▶ **TASK BRIEF**
Output only how many lines below contain "your".

▶ **GIVEN INFORMATION**
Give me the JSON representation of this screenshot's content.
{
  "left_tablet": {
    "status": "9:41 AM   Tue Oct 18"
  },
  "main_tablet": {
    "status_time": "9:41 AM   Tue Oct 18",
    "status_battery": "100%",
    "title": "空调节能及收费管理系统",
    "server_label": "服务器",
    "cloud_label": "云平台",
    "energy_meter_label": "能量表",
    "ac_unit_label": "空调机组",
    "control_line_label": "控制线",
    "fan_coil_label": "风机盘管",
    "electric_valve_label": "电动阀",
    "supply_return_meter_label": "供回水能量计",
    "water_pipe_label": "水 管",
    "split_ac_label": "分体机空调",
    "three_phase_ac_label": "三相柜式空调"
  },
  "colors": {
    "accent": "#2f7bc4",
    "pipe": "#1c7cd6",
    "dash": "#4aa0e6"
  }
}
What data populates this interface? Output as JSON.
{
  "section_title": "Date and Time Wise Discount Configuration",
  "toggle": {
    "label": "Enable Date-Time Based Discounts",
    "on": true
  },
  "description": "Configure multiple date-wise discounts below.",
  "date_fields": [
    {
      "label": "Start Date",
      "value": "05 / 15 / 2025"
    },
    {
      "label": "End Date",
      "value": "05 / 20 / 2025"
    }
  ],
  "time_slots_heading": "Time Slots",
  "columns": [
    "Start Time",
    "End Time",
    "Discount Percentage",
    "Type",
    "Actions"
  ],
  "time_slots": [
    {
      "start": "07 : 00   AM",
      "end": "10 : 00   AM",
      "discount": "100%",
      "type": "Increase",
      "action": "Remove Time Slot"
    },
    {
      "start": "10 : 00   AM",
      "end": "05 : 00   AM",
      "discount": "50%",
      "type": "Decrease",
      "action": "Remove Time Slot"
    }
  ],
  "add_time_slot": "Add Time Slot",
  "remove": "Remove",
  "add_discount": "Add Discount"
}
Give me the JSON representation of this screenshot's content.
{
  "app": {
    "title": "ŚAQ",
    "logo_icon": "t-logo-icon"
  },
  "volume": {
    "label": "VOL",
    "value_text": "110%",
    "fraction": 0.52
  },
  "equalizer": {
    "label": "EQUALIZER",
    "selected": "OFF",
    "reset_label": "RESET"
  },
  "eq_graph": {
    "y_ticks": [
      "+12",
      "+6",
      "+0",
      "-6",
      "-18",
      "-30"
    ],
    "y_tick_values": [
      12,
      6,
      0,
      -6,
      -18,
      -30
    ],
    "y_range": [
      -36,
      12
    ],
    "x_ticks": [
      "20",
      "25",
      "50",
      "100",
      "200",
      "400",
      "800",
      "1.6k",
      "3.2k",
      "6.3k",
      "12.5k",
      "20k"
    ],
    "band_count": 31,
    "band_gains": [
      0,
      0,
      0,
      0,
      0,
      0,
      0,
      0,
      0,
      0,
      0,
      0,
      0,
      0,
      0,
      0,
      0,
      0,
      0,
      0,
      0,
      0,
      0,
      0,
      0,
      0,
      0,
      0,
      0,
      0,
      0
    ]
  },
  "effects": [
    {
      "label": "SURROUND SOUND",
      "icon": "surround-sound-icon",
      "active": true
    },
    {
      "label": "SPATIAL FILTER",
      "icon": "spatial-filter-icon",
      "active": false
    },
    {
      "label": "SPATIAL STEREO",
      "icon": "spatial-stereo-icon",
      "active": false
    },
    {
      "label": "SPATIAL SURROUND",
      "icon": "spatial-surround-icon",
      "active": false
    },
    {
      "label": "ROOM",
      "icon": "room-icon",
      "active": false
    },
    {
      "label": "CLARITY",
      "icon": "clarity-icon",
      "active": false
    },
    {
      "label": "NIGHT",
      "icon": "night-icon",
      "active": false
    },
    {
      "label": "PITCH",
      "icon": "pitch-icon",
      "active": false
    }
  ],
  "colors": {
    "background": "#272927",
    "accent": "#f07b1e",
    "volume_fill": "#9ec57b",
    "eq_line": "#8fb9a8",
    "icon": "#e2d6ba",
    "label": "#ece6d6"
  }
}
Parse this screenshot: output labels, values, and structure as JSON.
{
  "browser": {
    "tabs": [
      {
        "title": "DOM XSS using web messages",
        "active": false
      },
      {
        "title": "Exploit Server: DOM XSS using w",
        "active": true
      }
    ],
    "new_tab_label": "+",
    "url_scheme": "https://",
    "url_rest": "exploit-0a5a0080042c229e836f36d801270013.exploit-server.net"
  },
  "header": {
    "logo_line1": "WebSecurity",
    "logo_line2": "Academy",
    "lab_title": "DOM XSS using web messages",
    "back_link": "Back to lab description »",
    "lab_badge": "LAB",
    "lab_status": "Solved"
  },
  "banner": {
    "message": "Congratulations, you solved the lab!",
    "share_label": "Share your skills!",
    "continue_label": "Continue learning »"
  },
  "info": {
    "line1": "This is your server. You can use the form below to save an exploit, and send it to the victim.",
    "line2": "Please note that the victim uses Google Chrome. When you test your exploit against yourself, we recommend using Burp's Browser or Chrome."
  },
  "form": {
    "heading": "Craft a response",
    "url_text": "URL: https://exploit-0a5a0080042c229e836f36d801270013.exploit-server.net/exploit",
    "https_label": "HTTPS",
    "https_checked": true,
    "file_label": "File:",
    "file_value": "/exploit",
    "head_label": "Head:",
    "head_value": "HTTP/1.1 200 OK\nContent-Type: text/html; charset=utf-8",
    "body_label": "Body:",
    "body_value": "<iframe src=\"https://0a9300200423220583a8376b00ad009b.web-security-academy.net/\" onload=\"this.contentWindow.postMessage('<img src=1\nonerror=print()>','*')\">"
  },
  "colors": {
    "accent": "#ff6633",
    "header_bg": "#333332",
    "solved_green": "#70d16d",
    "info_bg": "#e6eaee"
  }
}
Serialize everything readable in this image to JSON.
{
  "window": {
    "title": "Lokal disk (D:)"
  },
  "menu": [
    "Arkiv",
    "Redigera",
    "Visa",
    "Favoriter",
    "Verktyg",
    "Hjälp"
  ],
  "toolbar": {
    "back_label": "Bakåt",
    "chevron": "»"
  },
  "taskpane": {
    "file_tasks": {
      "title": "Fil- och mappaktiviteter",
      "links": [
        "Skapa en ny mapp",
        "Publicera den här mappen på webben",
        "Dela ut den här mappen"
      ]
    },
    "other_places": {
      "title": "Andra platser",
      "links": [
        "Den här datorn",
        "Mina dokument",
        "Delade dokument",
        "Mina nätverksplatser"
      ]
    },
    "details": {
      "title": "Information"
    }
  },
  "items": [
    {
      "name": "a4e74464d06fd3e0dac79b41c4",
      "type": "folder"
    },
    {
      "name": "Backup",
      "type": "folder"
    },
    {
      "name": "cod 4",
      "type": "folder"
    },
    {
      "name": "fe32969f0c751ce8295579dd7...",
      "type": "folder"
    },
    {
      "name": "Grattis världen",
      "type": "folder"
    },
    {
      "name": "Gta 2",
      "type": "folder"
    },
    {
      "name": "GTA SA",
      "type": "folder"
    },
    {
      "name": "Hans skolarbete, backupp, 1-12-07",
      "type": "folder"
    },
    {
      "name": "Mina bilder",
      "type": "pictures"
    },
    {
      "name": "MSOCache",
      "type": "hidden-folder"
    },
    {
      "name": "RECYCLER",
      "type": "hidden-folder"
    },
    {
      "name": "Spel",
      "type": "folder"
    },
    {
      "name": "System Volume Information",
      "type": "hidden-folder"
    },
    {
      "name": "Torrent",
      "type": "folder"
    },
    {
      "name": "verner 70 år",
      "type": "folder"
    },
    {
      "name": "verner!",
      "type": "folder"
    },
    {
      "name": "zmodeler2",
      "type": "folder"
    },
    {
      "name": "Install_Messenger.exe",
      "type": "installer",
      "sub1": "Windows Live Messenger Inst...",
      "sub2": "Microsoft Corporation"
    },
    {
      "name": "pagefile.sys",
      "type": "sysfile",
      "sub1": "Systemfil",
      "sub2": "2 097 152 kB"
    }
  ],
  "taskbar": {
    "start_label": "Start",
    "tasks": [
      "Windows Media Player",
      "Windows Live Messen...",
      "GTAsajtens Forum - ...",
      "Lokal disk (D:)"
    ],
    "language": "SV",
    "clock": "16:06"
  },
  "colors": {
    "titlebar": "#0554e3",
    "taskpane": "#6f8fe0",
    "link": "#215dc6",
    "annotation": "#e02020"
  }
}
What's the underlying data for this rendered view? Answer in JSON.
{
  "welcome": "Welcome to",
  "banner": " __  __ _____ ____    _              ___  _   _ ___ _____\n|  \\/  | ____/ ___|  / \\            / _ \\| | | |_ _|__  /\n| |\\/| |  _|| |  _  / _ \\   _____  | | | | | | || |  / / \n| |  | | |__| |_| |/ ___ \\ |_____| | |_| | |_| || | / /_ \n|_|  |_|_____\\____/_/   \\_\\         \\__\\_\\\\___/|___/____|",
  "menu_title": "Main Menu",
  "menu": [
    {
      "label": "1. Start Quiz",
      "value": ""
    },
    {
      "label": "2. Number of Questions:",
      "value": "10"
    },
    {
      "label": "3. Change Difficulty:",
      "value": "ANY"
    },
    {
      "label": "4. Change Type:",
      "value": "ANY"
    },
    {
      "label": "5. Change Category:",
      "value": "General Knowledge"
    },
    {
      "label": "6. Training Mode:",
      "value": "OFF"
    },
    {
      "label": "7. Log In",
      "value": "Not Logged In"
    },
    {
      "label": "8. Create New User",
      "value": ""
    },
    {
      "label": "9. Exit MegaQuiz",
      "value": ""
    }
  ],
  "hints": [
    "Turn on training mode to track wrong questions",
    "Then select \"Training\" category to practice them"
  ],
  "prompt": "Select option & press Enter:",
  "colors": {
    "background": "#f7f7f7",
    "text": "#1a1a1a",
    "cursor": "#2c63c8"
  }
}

▶ **SOLUTION**
3